**Your task**
Copy out each line of the material in which the word "color" can be found.

**Available data**
--- START ---

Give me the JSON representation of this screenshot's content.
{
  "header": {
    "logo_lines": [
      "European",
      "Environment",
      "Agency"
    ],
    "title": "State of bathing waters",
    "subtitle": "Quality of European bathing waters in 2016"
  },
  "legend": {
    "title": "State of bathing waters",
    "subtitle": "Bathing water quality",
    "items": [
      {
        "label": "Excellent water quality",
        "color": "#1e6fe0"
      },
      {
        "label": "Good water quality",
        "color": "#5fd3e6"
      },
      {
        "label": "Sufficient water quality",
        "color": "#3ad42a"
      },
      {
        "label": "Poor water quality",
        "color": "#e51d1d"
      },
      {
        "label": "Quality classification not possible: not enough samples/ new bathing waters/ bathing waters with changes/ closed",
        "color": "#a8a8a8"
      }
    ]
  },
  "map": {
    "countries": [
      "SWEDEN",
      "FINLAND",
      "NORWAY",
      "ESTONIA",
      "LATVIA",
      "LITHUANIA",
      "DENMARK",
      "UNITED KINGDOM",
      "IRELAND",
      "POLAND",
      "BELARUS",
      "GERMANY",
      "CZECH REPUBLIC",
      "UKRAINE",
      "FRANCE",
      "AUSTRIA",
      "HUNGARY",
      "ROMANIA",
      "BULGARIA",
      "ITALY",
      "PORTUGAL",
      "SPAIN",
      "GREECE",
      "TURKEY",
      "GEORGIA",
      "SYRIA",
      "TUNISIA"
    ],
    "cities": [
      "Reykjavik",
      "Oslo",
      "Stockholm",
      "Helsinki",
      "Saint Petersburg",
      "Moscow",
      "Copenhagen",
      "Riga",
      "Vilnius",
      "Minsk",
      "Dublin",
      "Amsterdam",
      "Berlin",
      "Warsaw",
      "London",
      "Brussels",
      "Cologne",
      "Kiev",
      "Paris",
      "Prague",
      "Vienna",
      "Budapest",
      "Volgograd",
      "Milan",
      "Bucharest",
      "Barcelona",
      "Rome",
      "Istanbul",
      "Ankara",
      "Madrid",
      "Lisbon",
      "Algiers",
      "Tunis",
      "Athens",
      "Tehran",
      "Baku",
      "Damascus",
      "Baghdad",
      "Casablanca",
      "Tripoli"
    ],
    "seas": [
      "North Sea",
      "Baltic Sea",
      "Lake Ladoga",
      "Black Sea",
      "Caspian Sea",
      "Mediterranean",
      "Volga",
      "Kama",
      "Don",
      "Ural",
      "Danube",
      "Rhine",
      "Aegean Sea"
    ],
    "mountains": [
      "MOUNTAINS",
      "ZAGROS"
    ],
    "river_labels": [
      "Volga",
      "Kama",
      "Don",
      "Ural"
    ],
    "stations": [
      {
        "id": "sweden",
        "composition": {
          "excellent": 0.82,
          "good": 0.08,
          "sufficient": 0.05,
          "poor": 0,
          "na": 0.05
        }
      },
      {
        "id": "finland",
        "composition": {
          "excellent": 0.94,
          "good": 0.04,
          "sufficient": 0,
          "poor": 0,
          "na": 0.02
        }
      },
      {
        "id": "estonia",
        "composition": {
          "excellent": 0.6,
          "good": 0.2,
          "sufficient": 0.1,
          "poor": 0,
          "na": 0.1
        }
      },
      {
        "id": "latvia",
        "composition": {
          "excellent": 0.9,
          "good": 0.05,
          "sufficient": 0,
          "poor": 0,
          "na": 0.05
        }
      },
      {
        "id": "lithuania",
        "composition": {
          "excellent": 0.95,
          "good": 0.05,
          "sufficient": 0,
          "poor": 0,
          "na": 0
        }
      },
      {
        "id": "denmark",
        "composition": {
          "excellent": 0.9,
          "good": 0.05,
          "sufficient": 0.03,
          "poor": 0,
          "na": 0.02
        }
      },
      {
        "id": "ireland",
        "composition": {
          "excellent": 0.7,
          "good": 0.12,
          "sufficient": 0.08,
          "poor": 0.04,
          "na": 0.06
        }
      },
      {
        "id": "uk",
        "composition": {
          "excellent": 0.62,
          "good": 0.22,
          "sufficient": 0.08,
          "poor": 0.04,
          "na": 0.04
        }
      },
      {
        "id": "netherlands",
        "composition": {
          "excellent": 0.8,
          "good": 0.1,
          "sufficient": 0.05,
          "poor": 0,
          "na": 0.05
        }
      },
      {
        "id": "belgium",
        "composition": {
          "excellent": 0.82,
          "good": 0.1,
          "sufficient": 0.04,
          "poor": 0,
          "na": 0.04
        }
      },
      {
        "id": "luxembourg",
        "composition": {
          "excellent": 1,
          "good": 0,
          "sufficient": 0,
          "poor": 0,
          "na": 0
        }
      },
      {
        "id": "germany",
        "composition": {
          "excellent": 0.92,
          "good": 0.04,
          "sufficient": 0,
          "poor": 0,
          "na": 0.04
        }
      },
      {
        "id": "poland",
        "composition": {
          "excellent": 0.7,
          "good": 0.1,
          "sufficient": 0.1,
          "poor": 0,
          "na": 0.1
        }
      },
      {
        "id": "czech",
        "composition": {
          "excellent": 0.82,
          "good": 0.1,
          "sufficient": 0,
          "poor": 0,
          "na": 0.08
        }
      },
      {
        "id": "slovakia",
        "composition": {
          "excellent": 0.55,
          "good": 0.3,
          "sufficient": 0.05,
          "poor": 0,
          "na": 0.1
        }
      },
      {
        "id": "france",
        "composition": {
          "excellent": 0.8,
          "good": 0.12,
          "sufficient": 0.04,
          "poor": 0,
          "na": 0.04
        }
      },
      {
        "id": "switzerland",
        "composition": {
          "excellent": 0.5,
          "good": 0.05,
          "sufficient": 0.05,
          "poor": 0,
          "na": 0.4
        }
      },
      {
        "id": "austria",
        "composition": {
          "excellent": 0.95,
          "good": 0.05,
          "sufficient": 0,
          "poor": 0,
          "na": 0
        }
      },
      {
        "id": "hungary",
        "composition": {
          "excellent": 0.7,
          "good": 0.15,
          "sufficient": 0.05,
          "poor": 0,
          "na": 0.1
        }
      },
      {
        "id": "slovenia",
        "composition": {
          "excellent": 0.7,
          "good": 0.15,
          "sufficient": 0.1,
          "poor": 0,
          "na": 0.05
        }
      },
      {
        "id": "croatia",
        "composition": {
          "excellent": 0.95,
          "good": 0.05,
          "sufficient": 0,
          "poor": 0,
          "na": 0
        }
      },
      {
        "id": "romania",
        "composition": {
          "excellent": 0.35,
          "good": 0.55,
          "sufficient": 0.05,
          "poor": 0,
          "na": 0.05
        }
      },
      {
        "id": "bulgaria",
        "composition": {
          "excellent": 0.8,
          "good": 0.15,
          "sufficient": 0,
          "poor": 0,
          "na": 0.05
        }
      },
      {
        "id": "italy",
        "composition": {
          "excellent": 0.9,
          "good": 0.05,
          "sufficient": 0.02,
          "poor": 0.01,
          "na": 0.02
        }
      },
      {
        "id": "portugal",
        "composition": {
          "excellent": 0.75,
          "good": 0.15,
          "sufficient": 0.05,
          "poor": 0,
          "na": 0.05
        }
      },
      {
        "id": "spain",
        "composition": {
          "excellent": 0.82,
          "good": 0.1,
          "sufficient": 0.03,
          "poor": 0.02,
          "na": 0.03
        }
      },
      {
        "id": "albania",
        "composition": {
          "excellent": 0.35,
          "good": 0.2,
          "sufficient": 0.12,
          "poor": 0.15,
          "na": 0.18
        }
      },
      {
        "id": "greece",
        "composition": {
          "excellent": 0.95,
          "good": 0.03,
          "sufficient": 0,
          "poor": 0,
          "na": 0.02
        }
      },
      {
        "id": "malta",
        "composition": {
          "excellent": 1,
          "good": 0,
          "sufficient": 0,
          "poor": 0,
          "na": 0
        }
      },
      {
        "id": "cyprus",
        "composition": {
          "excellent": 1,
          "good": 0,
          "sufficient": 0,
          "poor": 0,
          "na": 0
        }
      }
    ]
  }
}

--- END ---

**Answer to this exercise**
        "color": "#1e6fe0"
        "color": "#5fd3e6"
        "color": "#3ad42a"
        "color": "#e51d1d"
        "color": "#a8a8a8"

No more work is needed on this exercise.